Monday, July 6, 2009

Food Allergy Label Lessons Learned

I hope everybody had a safe, happy holiday! I wanted to share some experiences that we had over the holiday so that you can benefit from them and not make the same mistakes. :)

When we're out and about, we basically stick to popsicles because those seem to be safest for our daughter's nut allergy. Well, the other day at the pool concession stand (she and her sister like to head over there on their own--it's their new thing) my daughter attempted to buy a "Power Puff Girls" character ice cream bar. It had a nut allergy warning, so after reading the label (Yes! She's so good, she always checks) she returned it to the very nice boy working at the stand and exchanged it for a "Bomb Pop" (you know, those red, white and blue popsicles that are sold in the summertime.) Her sister even exchanged her ice cream bar, even though she doesn't have allergies, just to be in solidarity with her sister. I had nothing to do with that exchange between the two of them and I have to admit, it warmed my heart.

It looks like most "character" ice cream bars have peanut allergy warnings, so I would advise steering your kids away from those. It's a lot better if they know those are off limits from the beginning. Because they generally include candy for the "eyes" this makes them more likely to have nut allergen warnings.

And, speaking of the Bomb Pop--that one had a "contains milk protein" allergy warning. Just in case you're looking out for both dairy and nut allergies, you should be aware of it.

In addition, my husband went to Trader Joe's and bought blue corn tortilla chips for a 4th of July party at our house. He is usually a very thorough label reader so I didn't want to "back seat drive" and remind him about reading labels. Guess what? He wound up with tortilla chips that had allergy warnings for a bunch of foods, including tree nuts and peanuts. Oh well--that reinforces the need to remind everybody who is shopping for your child to check the labels. I know that Trader Joe's does have chips that are safe for nut allergies, but if you've been to TJ you know that they have about 20 brands of chips. Very confusing, even for the old nut allergy veterans among us (like my DH)!

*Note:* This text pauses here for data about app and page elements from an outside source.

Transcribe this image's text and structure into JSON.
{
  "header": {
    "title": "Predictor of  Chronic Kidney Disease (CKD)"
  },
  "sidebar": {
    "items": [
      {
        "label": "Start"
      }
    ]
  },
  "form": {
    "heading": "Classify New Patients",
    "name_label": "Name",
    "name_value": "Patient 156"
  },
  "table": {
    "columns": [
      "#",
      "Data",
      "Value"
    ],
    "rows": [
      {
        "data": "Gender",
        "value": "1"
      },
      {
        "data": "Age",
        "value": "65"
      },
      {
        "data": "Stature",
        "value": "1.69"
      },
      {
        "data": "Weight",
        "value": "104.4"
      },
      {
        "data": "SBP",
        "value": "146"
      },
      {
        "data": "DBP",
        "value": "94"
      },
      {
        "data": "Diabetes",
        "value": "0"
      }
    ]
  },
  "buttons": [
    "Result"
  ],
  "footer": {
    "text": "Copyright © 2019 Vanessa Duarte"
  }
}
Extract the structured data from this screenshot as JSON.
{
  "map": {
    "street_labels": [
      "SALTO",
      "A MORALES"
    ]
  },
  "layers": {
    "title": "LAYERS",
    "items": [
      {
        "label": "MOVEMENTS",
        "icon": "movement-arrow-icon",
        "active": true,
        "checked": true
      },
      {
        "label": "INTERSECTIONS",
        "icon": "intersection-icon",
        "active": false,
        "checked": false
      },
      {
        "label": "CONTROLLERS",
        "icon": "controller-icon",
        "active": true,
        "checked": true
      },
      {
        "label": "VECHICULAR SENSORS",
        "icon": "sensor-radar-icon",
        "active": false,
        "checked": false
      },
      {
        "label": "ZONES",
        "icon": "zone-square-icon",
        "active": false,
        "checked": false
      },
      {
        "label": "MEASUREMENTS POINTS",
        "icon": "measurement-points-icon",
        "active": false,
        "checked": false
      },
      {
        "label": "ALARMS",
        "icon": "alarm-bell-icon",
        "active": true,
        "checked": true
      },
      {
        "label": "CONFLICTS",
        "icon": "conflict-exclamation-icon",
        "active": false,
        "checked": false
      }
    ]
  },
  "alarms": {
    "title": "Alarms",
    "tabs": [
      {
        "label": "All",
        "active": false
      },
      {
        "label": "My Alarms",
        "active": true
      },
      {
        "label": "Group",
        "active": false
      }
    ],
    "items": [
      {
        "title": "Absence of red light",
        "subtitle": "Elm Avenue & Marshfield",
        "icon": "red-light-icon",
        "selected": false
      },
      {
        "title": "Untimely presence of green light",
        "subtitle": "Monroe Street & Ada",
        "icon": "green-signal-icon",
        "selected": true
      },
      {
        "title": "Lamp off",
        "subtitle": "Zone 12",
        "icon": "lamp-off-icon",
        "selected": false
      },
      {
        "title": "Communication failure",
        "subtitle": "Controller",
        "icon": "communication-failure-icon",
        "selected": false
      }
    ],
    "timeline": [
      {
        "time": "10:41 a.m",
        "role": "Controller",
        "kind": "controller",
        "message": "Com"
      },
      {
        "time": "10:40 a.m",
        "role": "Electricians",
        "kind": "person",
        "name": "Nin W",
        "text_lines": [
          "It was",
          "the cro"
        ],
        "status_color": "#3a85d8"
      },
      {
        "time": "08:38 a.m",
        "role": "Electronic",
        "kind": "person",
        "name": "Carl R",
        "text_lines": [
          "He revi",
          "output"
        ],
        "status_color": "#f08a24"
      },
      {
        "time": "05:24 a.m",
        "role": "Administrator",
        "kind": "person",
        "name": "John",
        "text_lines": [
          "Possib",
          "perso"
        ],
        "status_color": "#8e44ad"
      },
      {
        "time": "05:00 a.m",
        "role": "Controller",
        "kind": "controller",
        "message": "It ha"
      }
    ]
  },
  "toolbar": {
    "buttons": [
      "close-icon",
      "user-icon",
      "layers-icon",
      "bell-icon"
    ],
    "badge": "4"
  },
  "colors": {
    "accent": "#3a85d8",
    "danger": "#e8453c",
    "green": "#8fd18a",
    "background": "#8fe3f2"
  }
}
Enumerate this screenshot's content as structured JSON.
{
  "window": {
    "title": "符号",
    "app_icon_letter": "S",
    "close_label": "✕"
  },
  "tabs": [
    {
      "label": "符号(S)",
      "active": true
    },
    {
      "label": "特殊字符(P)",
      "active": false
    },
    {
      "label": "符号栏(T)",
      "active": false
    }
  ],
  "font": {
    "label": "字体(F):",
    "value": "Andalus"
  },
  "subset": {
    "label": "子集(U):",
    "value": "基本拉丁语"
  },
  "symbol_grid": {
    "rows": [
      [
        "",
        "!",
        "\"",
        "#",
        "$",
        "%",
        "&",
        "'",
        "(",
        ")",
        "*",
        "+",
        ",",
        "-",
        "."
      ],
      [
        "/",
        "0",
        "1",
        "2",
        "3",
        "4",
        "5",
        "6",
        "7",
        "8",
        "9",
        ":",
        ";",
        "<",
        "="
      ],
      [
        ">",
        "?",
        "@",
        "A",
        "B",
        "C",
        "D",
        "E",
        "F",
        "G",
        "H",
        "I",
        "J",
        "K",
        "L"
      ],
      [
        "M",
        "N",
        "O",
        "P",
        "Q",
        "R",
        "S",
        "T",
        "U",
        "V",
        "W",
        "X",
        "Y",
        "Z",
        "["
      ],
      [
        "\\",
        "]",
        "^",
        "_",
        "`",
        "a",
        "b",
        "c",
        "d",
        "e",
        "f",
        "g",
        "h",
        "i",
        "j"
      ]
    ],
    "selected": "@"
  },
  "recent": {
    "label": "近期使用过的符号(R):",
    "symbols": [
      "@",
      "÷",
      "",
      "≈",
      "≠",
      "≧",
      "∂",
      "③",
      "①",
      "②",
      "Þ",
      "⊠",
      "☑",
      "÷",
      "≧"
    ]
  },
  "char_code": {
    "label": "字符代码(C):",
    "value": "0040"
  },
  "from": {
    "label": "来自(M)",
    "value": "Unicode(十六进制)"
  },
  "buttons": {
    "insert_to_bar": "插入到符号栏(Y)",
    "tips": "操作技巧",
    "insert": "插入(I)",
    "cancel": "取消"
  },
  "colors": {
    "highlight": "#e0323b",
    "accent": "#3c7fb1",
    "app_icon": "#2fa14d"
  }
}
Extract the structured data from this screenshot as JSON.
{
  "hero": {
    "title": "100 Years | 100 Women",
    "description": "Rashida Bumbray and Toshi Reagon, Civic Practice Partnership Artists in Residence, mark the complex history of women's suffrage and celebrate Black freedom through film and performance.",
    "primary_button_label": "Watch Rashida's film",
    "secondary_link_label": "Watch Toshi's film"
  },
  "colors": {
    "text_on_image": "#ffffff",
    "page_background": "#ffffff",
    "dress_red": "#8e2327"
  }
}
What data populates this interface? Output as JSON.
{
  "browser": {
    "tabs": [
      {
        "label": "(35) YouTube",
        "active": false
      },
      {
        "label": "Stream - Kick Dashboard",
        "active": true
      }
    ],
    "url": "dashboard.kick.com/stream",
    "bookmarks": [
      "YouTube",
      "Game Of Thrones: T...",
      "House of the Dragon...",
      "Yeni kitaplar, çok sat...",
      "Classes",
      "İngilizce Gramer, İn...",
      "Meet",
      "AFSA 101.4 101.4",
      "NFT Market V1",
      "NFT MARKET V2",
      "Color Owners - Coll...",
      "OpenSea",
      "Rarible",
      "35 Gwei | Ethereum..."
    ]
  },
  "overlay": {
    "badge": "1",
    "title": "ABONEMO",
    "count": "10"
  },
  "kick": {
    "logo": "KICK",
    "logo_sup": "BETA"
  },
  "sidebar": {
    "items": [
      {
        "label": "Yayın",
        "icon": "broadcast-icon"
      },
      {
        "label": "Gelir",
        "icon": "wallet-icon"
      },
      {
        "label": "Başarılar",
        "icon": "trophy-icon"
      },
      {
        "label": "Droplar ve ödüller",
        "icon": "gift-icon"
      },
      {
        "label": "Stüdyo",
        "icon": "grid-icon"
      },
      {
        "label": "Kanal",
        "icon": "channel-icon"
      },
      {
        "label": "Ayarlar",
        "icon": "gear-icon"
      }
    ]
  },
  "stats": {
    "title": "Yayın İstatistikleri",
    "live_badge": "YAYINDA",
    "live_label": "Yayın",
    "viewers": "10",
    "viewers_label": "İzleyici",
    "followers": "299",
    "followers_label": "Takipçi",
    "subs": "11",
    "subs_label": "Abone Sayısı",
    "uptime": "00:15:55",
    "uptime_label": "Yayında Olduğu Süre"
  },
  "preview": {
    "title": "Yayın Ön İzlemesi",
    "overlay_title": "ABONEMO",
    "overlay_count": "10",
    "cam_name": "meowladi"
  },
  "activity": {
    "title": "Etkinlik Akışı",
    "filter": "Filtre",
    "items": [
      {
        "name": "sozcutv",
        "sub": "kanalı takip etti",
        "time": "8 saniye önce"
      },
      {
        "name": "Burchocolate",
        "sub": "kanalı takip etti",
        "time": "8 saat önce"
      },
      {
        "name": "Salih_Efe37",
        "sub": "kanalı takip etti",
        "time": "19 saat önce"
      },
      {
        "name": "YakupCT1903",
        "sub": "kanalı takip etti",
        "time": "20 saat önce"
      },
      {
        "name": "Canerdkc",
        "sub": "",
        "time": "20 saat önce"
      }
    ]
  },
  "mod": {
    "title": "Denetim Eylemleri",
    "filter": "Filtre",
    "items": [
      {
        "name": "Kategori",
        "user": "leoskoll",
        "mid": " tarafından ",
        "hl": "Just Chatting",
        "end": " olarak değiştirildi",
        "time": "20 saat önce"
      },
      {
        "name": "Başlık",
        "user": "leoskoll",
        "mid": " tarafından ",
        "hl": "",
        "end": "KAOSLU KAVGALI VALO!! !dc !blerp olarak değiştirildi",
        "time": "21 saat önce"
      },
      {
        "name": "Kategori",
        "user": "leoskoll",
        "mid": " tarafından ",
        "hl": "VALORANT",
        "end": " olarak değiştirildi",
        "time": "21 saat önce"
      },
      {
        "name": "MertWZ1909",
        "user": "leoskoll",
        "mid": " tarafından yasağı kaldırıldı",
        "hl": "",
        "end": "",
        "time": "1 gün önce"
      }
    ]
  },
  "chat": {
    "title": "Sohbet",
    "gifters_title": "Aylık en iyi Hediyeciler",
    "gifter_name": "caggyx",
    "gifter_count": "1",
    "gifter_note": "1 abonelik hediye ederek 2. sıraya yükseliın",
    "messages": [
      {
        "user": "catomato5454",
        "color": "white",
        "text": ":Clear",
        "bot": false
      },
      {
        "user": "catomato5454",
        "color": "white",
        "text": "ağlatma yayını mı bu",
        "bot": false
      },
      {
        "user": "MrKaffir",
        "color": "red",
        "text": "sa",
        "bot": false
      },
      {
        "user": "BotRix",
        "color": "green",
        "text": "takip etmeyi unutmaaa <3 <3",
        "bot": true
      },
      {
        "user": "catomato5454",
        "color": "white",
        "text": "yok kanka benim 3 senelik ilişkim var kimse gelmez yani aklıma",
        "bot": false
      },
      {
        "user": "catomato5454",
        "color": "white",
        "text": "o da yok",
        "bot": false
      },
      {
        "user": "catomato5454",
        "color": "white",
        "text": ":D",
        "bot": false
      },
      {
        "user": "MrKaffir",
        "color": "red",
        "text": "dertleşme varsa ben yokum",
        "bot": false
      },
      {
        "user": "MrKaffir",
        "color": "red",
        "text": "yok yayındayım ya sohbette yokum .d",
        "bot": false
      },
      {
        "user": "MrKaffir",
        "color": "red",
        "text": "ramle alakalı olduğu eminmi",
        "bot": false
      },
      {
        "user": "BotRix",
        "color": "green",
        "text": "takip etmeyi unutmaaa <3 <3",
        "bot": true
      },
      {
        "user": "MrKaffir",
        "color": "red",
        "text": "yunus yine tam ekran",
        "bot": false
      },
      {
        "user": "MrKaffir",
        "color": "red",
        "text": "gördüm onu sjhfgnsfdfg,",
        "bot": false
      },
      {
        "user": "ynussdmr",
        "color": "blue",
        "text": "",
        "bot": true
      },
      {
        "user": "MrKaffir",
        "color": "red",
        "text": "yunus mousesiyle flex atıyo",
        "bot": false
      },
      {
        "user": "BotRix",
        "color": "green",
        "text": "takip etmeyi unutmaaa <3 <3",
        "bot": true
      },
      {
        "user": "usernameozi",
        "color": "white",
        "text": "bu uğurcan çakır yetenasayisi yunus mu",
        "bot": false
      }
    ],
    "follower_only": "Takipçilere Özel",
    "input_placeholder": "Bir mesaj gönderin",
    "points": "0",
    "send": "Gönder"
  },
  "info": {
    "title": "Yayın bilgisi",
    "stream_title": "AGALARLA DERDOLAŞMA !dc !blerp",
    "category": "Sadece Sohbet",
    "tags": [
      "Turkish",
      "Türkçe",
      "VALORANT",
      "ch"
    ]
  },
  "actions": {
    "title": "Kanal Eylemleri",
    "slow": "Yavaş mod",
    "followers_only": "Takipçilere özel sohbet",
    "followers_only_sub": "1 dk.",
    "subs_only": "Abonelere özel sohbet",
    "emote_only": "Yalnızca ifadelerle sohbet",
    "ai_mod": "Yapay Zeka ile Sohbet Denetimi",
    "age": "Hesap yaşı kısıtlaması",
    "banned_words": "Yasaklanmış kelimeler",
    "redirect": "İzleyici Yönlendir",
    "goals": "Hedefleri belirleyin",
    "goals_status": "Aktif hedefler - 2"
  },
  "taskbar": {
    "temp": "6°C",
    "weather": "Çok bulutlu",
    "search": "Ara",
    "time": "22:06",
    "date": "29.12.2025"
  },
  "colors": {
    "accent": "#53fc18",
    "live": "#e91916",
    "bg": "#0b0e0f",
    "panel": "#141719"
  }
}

I bring all of this up not to make us look like fools but to let you know that we all make these mistakes with food and that it's completely appropriate to be a compulsive label-reader.

In the end, it all turned out well. And we learned a few things. Not a bad weekend!

6 comments:

colleen d. said...

Thanks for the reminder to always read labels. I picked up a bag of organic dried beans and much to my dismay, there was a tree nut cross contamination warning. Who would of thought a bag of dried beans would have such an allergen label. It was a good lesson to me to always read the labels no matter how safe I think the food.

Anonymous said...

thanks so much for these warnings...it happens to the best of us and sometimes I feel terrible always being the "back seat driver" to my poor husband!

...and I love how your youngest daughter also made the return...priceless...

- MaNut to NoNut - said...

Glad everything turned out ok! That is awesome about your girls working together over the popsicles -- it says a lot about you and the way you are raising them! Way to go! :)

Jake said...

Trader Joe's carries SO MANY products that feature the generic C.Y.A. "all seven allergens" warning. You really expect me to believe that these cookies are made on shared equipment with shellfish? Please. Companies need to tell the truth.

Nicole said...

I love the fact that sister switched for her. What an awesome sister!

Jenny said...

I agree with Jake about truth in labeling. They have the same types of labels at Williams-Sonoma and other "gourmet"-type brands. I don't know what to believe and am quite certain that half the time the labels are overly inclusive. Hopefully the new FDA rules will improve on this "list all top 8 allergens" approach--the FDA had a hearing on food allergy labels months ago and I can't wait to find out what they decide.